Data for the task →
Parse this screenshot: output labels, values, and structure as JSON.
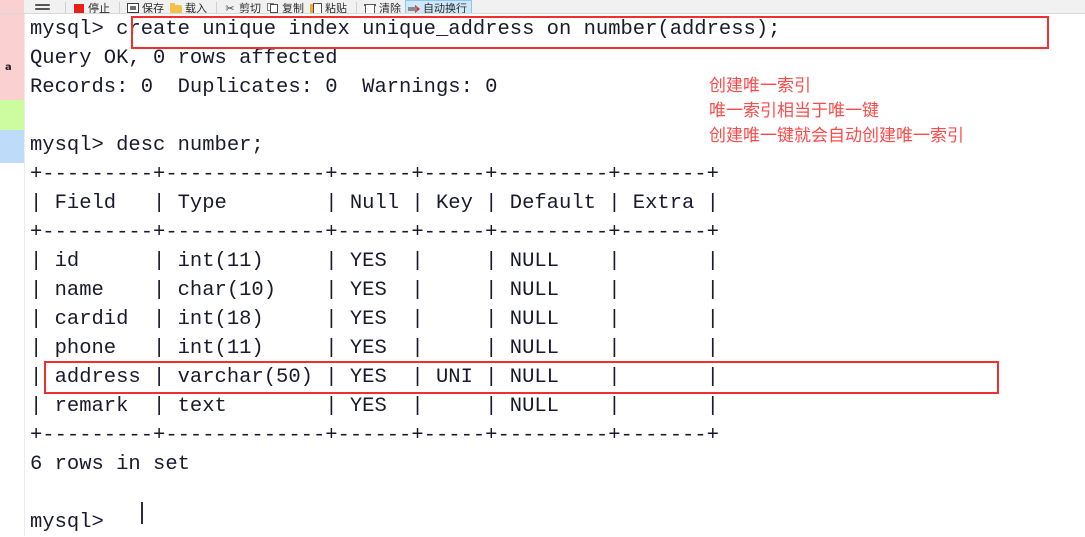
{
  "toolbar": {
    "menu_icon": "hamburger-icon",
    "items": [
      {
        "label": "停止",
        "icon": "stop-icon",
        "active": false
      },
      {
        "label": "保存",
        "icon": "save-icon",
        "active": false
      },
      {
        "label": "载入",
        "icon": "load-folder-icon",
        "active": false
      },
      {
        "label": "剪切",
        "icon": "scissors-icon",
        "active": false
      },
      {
        "label": "复制",
        "icon": "copy-icon",
        "active": false
      },
      {
        "label": "粘贴",
        "icon": "paste-icon",
        "active": false
      },
      {
        "label": "清除",
        "icon": "trash-icon",
        "active": false
      },
      {
        "label": "自动换行",
        "icon": "word-wrap-icon",
        "active": true
      }
    ],
    "scissors_glyph": "✂"
  },
  "gutter": {
    "mark": "a",
    "bands": [
      {
        "name": "pink-band",
        "color": "#fbd0d0"
      },
      {
        "name": "green-band",
        "color": "#cdfb9f"
      },
      {
        "name": "blue-band",
        "color": "#bfdbfa"
      }
    ]
  },
  "console": {
    "lines": [
      "mysql> create unique index unique_address on number(address);",
      "Query OK, 0 rows affected",
      "Records: 0  Duplicates: 0  Warnings: 0",
      "",
      "mysql> desc number;",
      "+---------+-------------+------+-----+---------+-------+",
      "| Field   | Type        | Null | Key | Default | Extra |",
      "+---------+-------------+------+-----+---------+-------+",
      "| id      | int(11)     | YES  |     | NULL    |       |",
      "| name    | char(10)    | YES  |     | NULL    |       |",
      "| cardid  | int(18)     | YES  |     | NULL    |       |",
      "| phone   | int(11)     | YES  |     | NULL    |       |",
      "| address | varchar(50) | YES  | UNI | NULL    |       |",
      "| remark  | text        | YES  |     | NULL    |       |",
      "+---------+-------------+------+-----+---------+-------+",
      "6 rows in set",
      "",
      "mysql> "
    ],
    "prompt": "mysql>",
    "command": "create unique index unique_address on number(address);",
    "result_status": "Query OK, 0 rows affected",
    "result_counts": "Records: 0  Duplicates: 0  Warnings: 0",
    "desc_command": "desc number;",
    "row_count_text": "6 rows in set"
  },
  "table": {
    "headers": [
      "Field",
      "Type",
      "Null",
      "Key",
      "Default",
      "Extra"
    ],
    "rows": [
      {
        "Field": "id",
        "Type": "int(11)",
        "Null": "YES",
        "Key": "",
        "Default": "NULL",
        "Extra": ""
      },
      {
        "Field": "name",
        "Type": "char(10)",
        "Null": "YES",
        "Key": "",
        "Default": "NULL",
        "Extra": ""
      },
      {
        "Field": "cardid",
        "Type": "int(18)",
        "Null": "YES",
        "Key": "",
        "Default": "NULL",
        "Extra": ""
      },
      {
        "Field": "phone",
        "Type": "int(11)",
        "Null": "YES",
        "Key": "",
        "Default": "NULL",
        "Extra": ""
      },
      {
        "Field": "address",
        "Type": "varchar(50)",
        "Null": "YES",
        "Key": "UNI",
        "Default": "NULL",
        "Extra": ""
      },
      {
        "Field": "remark",
        "Type": "text",
        "Null": "YES",
        "Key": "",
        "Default": "NULL",
        "Extra": ""
      }
    ]
  },
  "annotations": {
    "color": "#fb4a4a",
    "lines": [
      "创建唯一索引",
      "唯一索引相当于唯一键",
      "创建唯一键就会自动创建唯一索引"
    ],
    "highlight_boxes": [
      {
        "name": "command-highlight",
        "target": "create unique index unique_address on number(address);"
      },
      {
        "name": "address-row-highlight",
        "target": "| address | varchar(50) | YES  | UNI | NULL    |       |"
      }
    ]
  }
}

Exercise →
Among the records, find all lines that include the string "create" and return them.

Result of the exercise →
      "mysql> create unique index unique_address on number(address);",
    "command": "create unique index unique_address on number(address);",
        "target": "create unique index unique_address on number(address);"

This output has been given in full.